In this tutorial, you’ll learn why Goodwill exists and how to calculate Goodwill in M&A deals and merger models – both simple and more complex/realistic scenarios.
How To Calculate Goodwill In M&A Deals And Merger Models
Hello and welcome to another tutorial video. As you can see this time round we're going to go over how to calculate goodwill in M&A deals and murder models why it exists and show you a few simple examples of how this works. Now this one does not actually come directly from a reader or watch your question but it comes from the fact that I was looking at this channel the other day and I realized that we had videos on topics like negative goodwill or bargain purchases and also topics like purchase price allocation for non-controlling interests but we don't have anything specifically on a former basic topic which is how to calculate goodwill in the first place. Also even though it's a fairly basic topic we actually get a surprising number of questions about it despite the fact that there's detailed coverage in our guides and courses. There are lots of articles on mine on Investopedia Wikipedia. Other sources like that. It still seems to cause a fair amount of confusion. So here goes our explanation starting with why goodwill exists and a simple example. Once we go through that then we'll look at a slightly more complex example and some added complexities that can come up in this calculation in real life with more advanced models. So why does goodwill exist. The short answer is that goodwill is an accounting construct that exists because it emanates deals buyers almost always pay more than what the sellers balance sheets are worth.
So if you look at roughly assets minus liabilities and say that's the value of a seller's balance sheet to acquire the Sillars equity a buyer is almost always going to pay more than that number. Now the buyer gets all the seller's assets and liabilities. So when this happens when it pays more than what the seller's balance sheet is worth that makes its balance sheet go out of balance. When a deal closes we create goodwill to fix this imbalance and ensure that assets equals liability plus equity on the combined balance sheet. The basic calculation for goodwill is that it equals the equity purchase price and the deal minus the seller's common shareholders equity. That's what goes away in the deal plus the sellers existing goodwill that also goes away. And then you add or subtract other adjustments to the seller's balance sheet. Let's go through a very simple example an excel so you can see what this looks like visually.
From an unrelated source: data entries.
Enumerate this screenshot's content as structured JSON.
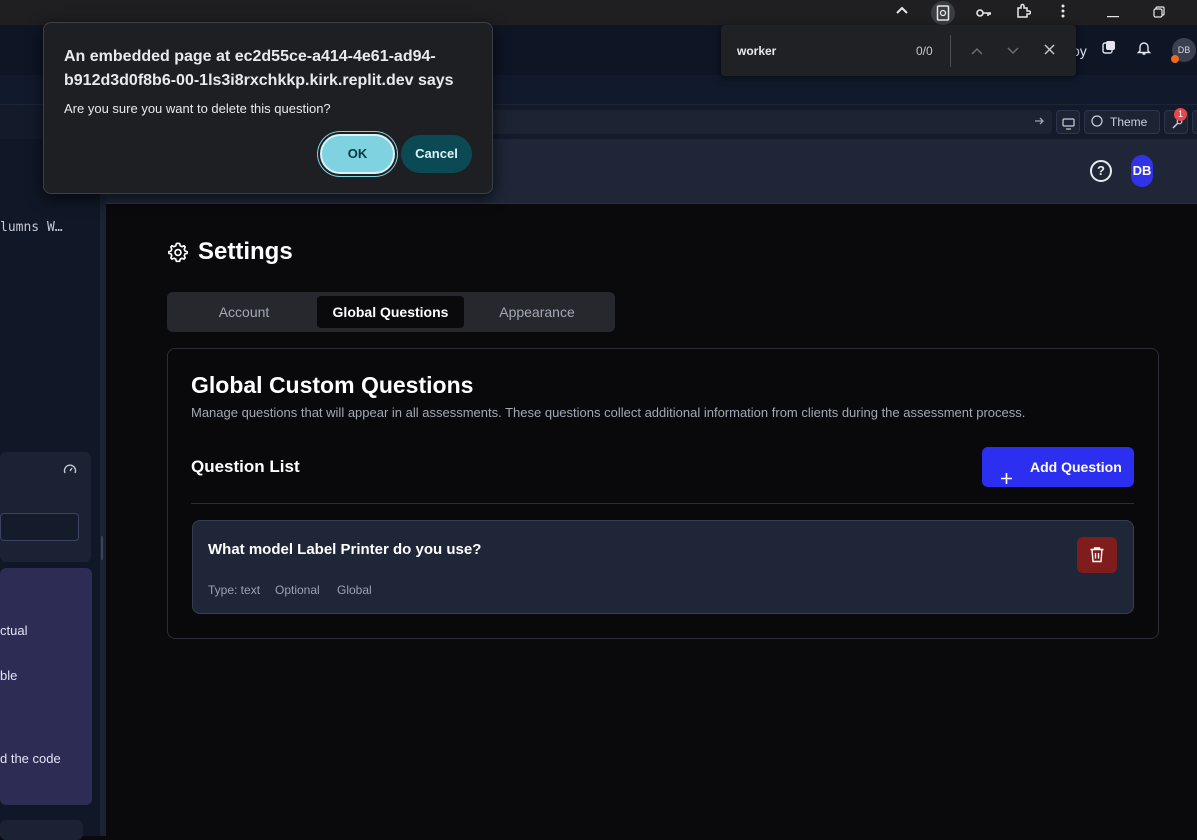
{
  "dialog": {
    "title": "An embedded page at ec2d55ce-a414-4e61-ad94-b912d3d0f8b6-00-1ls3i8rxchkkp.kirk.replit.dev says",
    "message": "Are you sure you want to delete this question?",
    "ok_label": "OK",
    "cancel_label": "Cancel"
  },
  "find_bar": {
    "query": "worker",
    "count": "0/0"
  },
  "top_bar": {
    "partial_label": "oy",
    "avatar_initials": "DB",
    "notification_badge": "1",
    "theme_label": "Theme"
  },
  "left_panel": {
    "code_snippet": "lumns W…",
    "texts": [
      "ctual",
      "ble",
      "d the code"
    ]
  },
  "app_header": {
    "avatar_initials": "DB",
    "help_icon": "?"
  },
  "settings": {
    "title": "Settings",
    "tabs": [
      {
        "label": "Account",
        "active": false
      },
      {
        "label": "Global Questions",
        "active": true
      },
      {
        "label": "Appearance",
        "active": false
      }
    ]
  },
  "global_questions": {
    "title": "Global Custom Questions",
    "description": "Manage questions that will appear in all assessments. These questions collect additional information from clients during the assessment process.",
    "list_title": "Question List",
    "add_button_label": "Add Question",
    "questions": [
      {
        "text": "What model Label Printer do you use?",
        "type": "Type: text",
        "required": "Optional",
        "scope": "Global"
      }
    ]
  },
  "colors": {
    "accent": "#2d2ff0",
    "delete": "#7f1d1d",
    "dialog_ok": "#7fd2e0",
    "dialog_cancel": "#0b4a55"
  }
}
We're going to say here that a buyer pays a thousand dollars in cash for the seller and the seller has fifteen hundred dollars in assets 600 in liabilities and common shareholders equity of 900. So let's go into excel and see what this looks like. Here is our target company right here. We have cash of 200 accounts receivable 300p.p. of 1000 and so total assets equals 1500. And then on the liability side they have debt of 400 accounts payable of 200 equity of 900 and so liabilities plus equity equals 1500. And our balance sheet for the seller balances.
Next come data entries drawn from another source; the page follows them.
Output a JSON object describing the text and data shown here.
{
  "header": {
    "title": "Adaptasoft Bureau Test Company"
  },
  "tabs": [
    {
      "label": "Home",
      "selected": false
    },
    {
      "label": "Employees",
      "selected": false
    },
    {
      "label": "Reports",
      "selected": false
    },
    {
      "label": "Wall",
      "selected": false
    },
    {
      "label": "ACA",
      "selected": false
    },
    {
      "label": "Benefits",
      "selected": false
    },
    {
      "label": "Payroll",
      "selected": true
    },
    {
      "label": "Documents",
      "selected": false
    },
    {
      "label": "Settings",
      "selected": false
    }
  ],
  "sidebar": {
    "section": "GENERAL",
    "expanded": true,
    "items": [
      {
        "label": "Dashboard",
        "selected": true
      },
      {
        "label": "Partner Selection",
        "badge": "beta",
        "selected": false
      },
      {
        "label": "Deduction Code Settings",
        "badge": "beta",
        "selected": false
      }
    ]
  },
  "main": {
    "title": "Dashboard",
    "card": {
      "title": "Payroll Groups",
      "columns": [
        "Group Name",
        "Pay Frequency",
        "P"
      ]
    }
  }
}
Now the buyer is going to pay a thousand dollars for the equity purchase price for the seller right here and if we look at the acquirers balance sheet which is similar to the targets just a whole lot bigger because the buyer is a bigger entity and we simply combined the acquirer and Target's balance sheets as is so we just go in and literally add up each item cash accounts receivable PPD accounts payable debt and so on if we just do this the balance sheets actually balance. But of course that's not what happens in an MBA deal anemone deal we have to reflect the fact that the seller's common shareholders equity is written down and the fact that we spend cash or debt or stock to acquire the seller. So here we'll keep it simple and just say that we are spending 1000 dollars in cash to acquire the seller and a link to that 1000 up there. Now in our combined column over here we take the acquirers numbers plus the target's numbers plus these transaction adjustments. And so we end up with 700 of cash right here. Now what also happens is that on the other side we need to wipe out the sellers shareholders equity so we can just link to that and reverse it directly. And so you can see the problem right here. Our balance sheet goes out of balance because our asset side here goes up by 500. But then our liabilities equity side goes up by 600. Now if we had paid exactly 900 for the target instead so exactly matching its common shareholders equity then we would not have gotten this problem because in that scenario the asset side would go to 7600 and the liabilities that Woodside would go up to seven thousand six hundred.
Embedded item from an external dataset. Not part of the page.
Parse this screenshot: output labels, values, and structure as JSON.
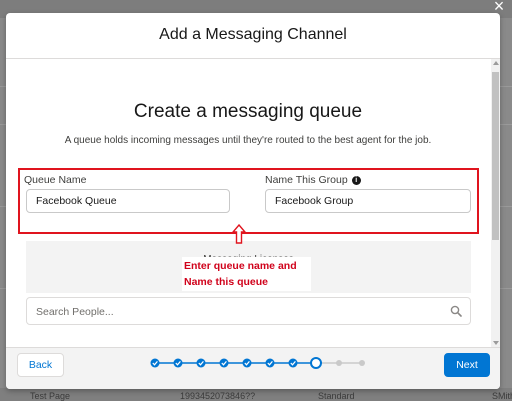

And so to fix this issue I'll change it back to 1000 for now to fix this issue we create something called goodwill and it follows that exact same formula that I showed you before we take our equity purchase price. The 1000 right there and then we subtract the sellers common shareholders equity because that gets written down in the deal that reduces the that he's not quite.